Can a single sip of rum send you sailing to a tropical island in your mind? Then you’ll love dreaming a little while with us as we explore some of the best Caribbean rum distilleries to visit. Yes, a number of distilleries – big and small, famous and not-so-much – across the Caribbean are open to the public with guided tours and tastings.
So pour yourself a shot of your preferred poison or mix your favorite cocktail and let’s get island hopping!
Jamaica is home to producers of some of the world’s most popular, award-winning, and best-tasting rums. Two of the very best – Appleton Estate and Hampden – offer tours of their facilities. The Appleton tour, deep in the heart of the island’s Cockpit Country, gives visitors a true taste of Jamaica and a hands-on opportunity to discover what goes into making premium quality rum. The Hampden tour, near the cruise hub of Falmouth, similarly provides a chance up close learning about rum-making and how it ties in with the history and fortunes of Jamaica.
If distillery tours are your thing, then the friendly French-speaking island of Martinique is your ideal destination. There are a number of tours of distilleries here. The island even has its own “Route des Rhums” crossing the island north to south hitting its 10 distilleries along the way. Among the most highly rated distillery tours are the ones at Rhum JM, Saint James, and Habitation Clement.
Perhaps you’ve heard of Bacardi? Puerto Rico is Bacardi’s base. The brand has its own Casa Bacardi, which just so happens to be the world’s largest premium rum distillery. Tours take you behind the scenes from barrel to bottle and conclude with a tasting.
Trinidad’s Angostura is one of the biggest rum producers in the Caribbean and maker of the world’s best-selling aromatic bitters. There’s no bitter end to an Angostura distillery tour, but visitors do get to see the Bitters Room, where a sneak peek of distillery facilities can be enjoyed. The tour also includes a look at the Barcant Butterfly Collection — a nearly 100-year-old collection of more than 700 species of butterflies.
Beautiful Barbados has been a haven for rum distilleries for more than 350 years, including one of the world’s leading brands and oldest rums: Mount Gay. The Mount Gay Rum Visitor Centre invites guests to its distillery, which dates back to 1703. The stories shared on a Mount Gay tour are as potent as the rum distilled there! Other distilleries to visit on Barbados include St Nicholas Abbey (with its own working sugar plantation) and the Foursquare Rum Factory.

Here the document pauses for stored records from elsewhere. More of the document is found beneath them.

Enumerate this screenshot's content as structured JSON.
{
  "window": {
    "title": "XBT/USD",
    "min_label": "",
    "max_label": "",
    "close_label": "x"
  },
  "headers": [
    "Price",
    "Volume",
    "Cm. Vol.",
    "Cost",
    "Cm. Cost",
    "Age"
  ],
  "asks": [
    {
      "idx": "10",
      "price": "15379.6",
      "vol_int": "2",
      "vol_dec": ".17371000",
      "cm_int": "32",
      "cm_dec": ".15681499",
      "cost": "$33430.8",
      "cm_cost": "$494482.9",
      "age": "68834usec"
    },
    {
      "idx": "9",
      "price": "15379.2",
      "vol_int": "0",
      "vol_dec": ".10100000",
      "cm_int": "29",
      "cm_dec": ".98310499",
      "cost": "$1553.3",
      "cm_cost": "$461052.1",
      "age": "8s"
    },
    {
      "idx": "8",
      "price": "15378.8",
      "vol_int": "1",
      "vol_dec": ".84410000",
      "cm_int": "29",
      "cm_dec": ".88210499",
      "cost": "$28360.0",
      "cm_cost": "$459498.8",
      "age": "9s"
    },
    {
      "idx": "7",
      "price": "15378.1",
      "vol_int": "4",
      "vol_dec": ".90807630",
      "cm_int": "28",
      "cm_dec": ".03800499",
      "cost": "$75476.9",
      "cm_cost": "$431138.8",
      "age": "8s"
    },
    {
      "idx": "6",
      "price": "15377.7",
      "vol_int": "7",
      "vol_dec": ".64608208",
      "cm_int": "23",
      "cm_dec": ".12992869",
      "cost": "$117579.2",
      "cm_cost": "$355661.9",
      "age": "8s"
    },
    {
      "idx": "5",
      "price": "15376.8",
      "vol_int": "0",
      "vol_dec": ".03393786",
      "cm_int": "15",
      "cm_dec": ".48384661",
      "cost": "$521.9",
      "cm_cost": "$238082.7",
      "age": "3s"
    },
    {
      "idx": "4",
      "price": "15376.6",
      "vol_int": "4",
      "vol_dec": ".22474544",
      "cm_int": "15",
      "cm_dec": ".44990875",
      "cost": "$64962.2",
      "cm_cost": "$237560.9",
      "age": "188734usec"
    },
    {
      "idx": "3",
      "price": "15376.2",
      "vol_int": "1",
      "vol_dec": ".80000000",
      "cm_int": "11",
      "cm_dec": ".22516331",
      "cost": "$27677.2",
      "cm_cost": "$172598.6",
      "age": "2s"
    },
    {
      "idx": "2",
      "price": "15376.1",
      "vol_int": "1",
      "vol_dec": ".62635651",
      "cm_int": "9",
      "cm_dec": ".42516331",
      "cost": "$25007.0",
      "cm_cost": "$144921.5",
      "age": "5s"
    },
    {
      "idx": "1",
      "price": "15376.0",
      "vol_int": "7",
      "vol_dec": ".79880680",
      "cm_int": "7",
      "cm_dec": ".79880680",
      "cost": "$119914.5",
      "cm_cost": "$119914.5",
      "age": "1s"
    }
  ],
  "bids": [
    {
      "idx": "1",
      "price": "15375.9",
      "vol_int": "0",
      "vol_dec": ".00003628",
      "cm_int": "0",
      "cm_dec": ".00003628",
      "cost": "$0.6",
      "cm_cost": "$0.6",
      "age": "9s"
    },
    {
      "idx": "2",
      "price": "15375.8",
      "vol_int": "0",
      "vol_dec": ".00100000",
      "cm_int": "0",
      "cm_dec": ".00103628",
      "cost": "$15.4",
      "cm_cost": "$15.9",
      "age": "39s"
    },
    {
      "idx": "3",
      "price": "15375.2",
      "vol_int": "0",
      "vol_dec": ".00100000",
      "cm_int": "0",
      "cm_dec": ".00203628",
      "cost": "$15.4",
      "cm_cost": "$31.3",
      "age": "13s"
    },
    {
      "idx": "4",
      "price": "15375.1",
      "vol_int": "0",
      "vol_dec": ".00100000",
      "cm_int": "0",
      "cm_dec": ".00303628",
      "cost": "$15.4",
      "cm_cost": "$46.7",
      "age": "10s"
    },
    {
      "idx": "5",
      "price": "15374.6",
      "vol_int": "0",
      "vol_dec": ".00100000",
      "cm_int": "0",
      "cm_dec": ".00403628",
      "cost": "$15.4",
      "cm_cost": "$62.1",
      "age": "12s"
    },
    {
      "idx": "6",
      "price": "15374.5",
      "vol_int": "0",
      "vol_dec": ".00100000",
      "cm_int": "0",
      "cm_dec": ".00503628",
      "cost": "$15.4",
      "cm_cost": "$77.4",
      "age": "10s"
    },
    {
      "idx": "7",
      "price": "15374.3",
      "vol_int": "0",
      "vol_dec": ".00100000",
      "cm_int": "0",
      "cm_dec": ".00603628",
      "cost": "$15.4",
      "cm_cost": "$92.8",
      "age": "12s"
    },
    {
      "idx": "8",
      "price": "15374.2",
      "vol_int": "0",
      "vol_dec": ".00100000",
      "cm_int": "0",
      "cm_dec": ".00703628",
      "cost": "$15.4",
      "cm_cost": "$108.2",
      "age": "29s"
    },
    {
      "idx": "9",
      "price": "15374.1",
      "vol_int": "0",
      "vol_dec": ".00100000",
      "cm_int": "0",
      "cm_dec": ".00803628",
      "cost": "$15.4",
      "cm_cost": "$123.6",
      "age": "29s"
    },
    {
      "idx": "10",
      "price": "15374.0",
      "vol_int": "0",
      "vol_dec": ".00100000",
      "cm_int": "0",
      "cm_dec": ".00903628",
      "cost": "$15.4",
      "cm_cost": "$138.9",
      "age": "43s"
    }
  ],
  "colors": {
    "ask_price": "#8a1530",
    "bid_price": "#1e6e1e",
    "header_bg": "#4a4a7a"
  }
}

Similar to the island itself, Grenada’s River Antoine Estate Rum Distillery tour is a hidden gem that’s traditional, respectful of nature, high quality, and inexpensive. The privately owned distillery is the oldest running water-propelled distillery in the Caribbean. Last we checked, a tour cost just $2.
Not the easiest island to get to for many Americans, but rum lovers know Cuba is one of the world’s key producers of the amber spirit and originator to some of the most famous rum-based drinks. Tours of old Bacardi Rum Factory museum in Santiago de Cuba (operations have long since relocated to Puerto Rico) and the Museo del Ron Havana Club in Havana offer deep insight into the island’s drink of choice. Couple your tours with visits to pre-revolution bars, such as El Floridita, La Bodeguita del Medio, the former Trader Vic’s (now Restaurante Polinesio) etc. etc. etc. … and cheers!
Okay, so Haiti is a bit of an advanced option for experienced travelers and only the most ardent rum aficionados. But if that’s you, then the Rhum Barbancourt distillery near Port-au-Prince is the place to be. Producing premium rum since the 1860s, the Barbancourt distillery is located in an oasis of calm on the edge of the frenetic capital of Port-au-Prince.
The John Watling’s Distillery tour encompasses the bold history of the Bahamas, with tales of the distillery’s namesake buccaneer, a taste of its spirit that’s been made here since 1789, and an opportunity to take in the grandeur of the Buena Vista Estate in downtown Nassau.
There are so many more islands and distilleries across the Caribbean. Where’s your favorite port of call and what’s your favorite rum?